The withdrawal of support by downtown Augusta’s largest property owner hasn’t daunted Downtown Development Authority Director Margaret Woodard’s commitment to the Business Improvement District.
The tax district funds the Clean Augusta Downtown Initiative and is due to expire Dec. 31. Robert Kuhar, the vice president for properties and facilities at Morris Communications Co. and the chairman of the board that governs the downtown initiative, confirmed Thursday that a proposal to extend the voluntary district will not get the company’s four votes. Morris Communications owns The Augusta Chronicle.
Woodard said she needs 12 more votes to reach the 110 that constitute 51 percent of consenting property owners to continue the tax district.
“That’s the beauty of this process: Everyone gets a vote,” Woodard said. “We’re out getting signatures; we pulled in eight yesterday.”
Created under state law, the business district requires the consent of property owners within its boundaries. That consent can come in two forms, either by a majority of individual owners or a majority of the district’s assessed value.
Five years ago, the district enjoyed both types of consent when it went before the Augusta Commission for approval. With Morris’ withdrawal, however, “we won’t make the assessed value” method for renewal, Woodard said.
A Chronicle analysis of property records in July found that about 260 individual property owners held $193 million in property within the district’s boundaries.
The largest owner was Augusta Riverfront LLC, which shares management with Morris. Three others in the top 10 were the tax-exempt city government, the Richmond County Board of Education and the state of Georgia.
Each taxable individual, limited liability company or other entity gets a vote, Woodard said.

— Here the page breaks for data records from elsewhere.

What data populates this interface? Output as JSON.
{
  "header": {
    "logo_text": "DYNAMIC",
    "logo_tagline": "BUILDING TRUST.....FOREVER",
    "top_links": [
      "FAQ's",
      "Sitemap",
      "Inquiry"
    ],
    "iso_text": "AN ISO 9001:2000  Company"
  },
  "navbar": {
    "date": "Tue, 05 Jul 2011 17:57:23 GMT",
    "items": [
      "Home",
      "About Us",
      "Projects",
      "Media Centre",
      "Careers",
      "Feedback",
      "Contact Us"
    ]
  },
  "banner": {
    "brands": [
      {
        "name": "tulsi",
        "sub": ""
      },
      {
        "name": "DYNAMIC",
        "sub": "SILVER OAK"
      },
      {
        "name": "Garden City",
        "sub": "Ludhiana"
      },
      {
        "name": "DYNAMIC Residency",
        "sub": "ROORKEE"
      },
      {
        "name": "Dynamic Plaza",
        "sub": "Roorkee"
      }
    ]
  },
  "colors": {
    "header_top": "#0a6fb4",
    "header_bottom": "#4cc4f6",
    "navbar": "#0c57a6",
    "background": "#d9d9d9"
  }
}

Another large property owner with at least three votes toward the district was noncommittal. Julian Osbon, whose businesses own several rental properties in the district, said, said that, despite his previous support, renewing the district was a question his business “had been wrestling with” in the down economy. The company pays roughly $10,000 in added taxes each year for business district services.
“The revenue hasn’t been coming in, and it’s been getting down to simply a financial matter,” he said.
Osbon said he has turned management of the properties over to his son Michael and would leave the decision to him.
City Administrator Fred Russell said property owners shouldn’t expect the same level of service if the district isn’t renewed, unless the city cuts services somewhere else.
Commission member Jerry Brigham wasn’t optimistic that the signatures would materialize by Tuesday.
“I look at it kind of like a street-lighting district,” he said. “If a majority of people want it, fine; if a majority don’t want it, it’s fine.”
Woodard said she’ll reveal Monday whether a committee assigned to gain support finds the needed votes. If they’re there, Woodard said, she’ll present the business district management plan, which closely resembles the one approved five years ago, to the commission and reveal the entire list of votes.